• [EXERCISE] Please copy out every line of the data word for word.

[THE INPUT Boundary: Start]

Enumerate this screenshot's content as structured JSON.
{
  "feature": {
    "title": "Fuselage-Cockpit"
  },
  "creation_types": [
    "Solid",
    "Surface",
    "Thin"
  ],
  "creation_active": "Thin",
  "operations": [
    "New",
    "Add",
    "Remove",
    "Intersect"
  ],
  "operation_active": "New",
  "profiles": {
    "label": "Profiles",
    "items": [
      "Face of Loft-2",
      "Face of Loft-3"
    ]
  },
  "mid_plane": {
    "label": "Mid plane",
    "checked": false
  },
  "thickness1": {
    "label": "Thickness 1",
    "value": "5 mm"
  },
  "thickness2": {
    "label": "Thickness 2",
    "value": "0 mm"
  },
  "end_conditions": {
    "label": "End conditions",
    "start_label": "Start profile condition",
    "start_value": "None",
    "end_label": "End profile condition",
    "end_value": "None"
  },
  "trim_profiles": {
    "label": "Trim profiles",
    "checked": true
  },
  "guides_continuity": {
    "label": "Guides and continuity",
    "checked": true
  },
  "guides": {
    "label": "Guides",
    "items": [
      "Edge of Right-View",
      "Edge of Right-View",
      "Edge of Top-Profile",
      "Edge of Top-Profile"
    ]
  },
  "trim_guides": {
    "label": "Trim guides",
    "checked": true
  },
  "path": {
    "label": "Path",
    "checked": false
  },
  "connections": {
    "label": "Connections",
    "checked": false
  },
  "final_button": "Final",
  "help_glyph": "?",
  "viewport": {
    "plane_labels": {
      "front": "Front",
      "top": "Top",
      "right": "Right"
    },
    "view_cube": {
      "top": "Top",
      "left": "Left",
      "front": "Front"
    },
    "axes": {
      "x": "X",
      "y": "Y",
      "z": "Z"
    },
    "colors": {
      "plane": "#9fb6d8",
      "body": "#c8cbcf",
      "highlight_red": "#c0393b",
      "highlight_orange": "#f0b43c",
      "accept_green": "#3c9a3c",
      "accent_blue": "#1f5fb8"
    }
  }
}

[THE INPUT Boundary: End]

• [ANSWER]
Enumerate this screenshot's content as structured JSON.
{
  "feature": {
    "title": "Fuselage-Cockpit"
  },
  "creation_types": [
    "Solid",
    "Surface",
    "Thin"
  ],
  "creation_active": "Thin",
  "operations": [
    "New",
    "Add",
    "Remove",
    "Intersect"
  ],
  "operation_active": "New",
  "profiles": {
    "label": "Profiles",
    "items": [
      "Face of Loft-2",
      "Face of Loft-3"
    ]
  },
  "mid_plane": {
    "label": "Mid plane",
    "checked": false
  },
  "thickness1": {
    "label": "Thickness 1",
    "value": "5 mm"
  },
  "thickness2": {
    "label": "Thickness 2",
    "value": "0 mm"
  },
  "end_conditions": {
    "label": "End conditions",
    "start_label": "Start profile condition",
    "start_value": "None",
    "end_label": "End profile condition",
    "end_value": "None"
  },
  "trim_profiles": {
    "label": "Trim profiles",
    "checked": true
  },
  "guides_continuity": {
    "label": "Guides and continuity",
    "checked": true
  },
  "guides": {
    "label": "Guides",
    "items": [
      "Edge of Right-View",
      "Edge of Right-View",
      "Edge of Top-Profile",
      "Edge of Top-Profile"
    ]
  },
  "trim_guides": {
    "label": "Trim guides",
    "checked": true
  },
  "path": {
    "label": "Path",
    "checked": false
  },
  "connections": {
    "label": "Connections",
    "checked": false
  },
  "final_button": "Final",
  "help_glyph": "?",
  "viewport": {
    "plane_labels": {
      "front": "Front",
      "top": "Top",
      "right": "Right"
    },
    "view_cube": {
      "top": "Top",
      "left": "Left",
      "front": "Front"
    },
    "axes": {
      "x": "X",
      "y": "Y",
      "z": "Z"
    },
    "colors": {
      "plane": "#9fb6d8",
      "body": "#c8cbcf",
      "highlight_red": "#c0393b",
      "highlight_orange": "#f0b43c",
      "accept_green": "#3c9a3c",
      "accent_blue": "#1f5fb8"
    }
  }
}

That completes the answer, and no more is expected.